COVID-19 clinical trial disruption declines but trials continue to suffer from slow recruitment
Trials impacted by enrolment suspension have been on a downward trajectory, while the number of clinical trials with delayed initiation have remained steady
The total number of trials disrupted by COVID-19 since June has been falling slowly, while trials impacted by slow enrollment continue to increase. For trials currently affected by slow enrollment, one-tenth of these are specifically due to the unavailability of sites and investigators, says GlobalData.
Brooke Wilson, Trials Intelligence Associate Director at GlobalData, comments, “Many hospitals that serve as trial sites were inundated with COVID-19 patients at the start of the pandemic and may still not be available; likewise, many investigators may have been reassigned to COVID-19 drug discovery trials or treating COVID-19 patients, or the activation of sites for non-COVID-19 trials is being deprioritised.”
Another concern for slow enrolment is due to subjects being high-risk. Therefore, they may be unwilling to enrol in a clinical trial if they have serious chronic or acute condition that affects their immune system, giving them a greater chance of contracting severe COVID-19.
Trials impacted by enrolment suspension have been on a downward trajectory, while the number of clinical trials with delayed initiation have remained steady. This suggests that trials that had initiated enrolment before the pandemic with chosen sites and investigators but were then suspended due to COVID-19 are having more success picking up where they left off as long as enrolment was not impacted.

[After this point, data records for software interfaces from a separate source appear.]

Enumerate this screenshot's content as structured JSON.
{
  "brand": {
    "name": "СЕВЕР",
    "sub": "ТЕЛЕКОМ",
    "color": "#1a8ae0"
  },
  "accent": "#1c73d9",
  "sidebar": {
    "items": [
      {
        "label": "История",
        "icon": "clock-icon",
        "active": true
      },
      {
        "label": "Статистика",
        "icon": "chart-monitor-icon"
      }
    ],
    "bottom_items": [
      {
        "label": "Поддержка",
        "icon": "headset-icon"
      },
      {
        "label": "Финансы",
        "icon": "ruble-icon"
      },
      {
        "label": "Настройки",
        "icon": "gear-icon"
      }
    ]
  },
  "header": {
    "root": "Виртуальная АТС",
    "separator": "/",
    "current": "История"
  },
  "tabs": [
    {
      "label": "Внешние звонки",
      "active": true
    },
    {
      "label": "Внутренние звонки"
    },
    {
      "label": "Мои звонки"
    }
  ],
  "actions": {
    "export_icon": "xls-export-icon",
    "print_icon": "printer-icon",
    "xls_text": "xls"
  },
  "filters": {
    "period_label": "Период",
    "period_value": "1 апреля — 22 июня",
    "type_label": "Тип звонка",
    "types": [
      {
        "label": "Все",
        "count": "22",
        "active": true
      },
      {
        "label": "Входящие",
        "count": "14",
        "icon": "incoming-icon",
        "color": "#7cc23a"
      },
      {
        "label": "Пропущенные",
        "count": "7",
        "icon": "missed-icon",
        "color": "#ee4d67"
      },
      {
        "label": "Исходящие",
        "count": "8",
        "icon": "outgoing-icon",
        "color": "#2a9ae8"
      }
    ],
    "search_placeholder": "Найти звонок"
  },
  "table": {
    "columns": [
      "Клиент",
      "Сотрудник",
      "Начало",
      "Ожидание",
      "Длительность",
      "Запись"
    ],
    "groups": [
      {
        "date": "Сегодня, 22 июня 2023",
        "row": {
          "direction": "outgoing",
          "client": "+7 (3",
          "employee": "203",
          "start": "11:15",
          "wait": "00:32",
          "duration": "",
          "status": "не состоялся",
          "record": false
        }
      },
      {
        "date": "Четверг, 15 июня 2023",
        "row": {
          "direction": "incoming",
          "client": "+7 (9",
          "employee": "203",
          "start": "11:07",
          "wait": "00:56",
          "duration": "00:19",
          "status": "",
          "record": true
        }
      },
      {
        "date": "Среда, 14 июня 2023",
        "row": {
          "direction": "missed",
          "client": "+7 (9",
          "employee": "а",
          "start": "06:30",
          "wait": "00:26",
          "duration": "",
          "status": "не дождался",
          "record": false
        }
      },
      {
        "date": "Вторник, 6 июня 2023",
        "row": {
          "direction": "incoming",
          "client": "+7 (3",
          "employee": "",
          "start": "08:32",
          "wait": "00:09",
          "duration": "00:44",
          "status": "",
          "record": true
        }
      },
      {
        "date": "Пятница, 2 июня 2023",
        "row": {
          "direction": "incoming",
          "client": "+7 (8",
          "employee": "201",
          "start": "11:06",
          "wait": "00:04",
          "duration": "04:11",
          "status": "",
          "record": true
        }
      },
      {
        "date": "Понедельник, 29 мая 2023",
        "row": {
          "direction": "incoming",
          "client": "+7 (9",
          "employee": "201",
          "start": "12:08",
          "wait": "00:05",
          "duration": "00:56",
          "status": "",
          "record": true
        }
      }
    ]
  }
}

Wilson adds, “The total number of disrupted trials is falling and the number of clinical trials that have resumed continues to rise. This implies that sponsors and contract service providers have begun to adjust clinical trial design strategies and are adapting to the new post-COVID-19 environment.”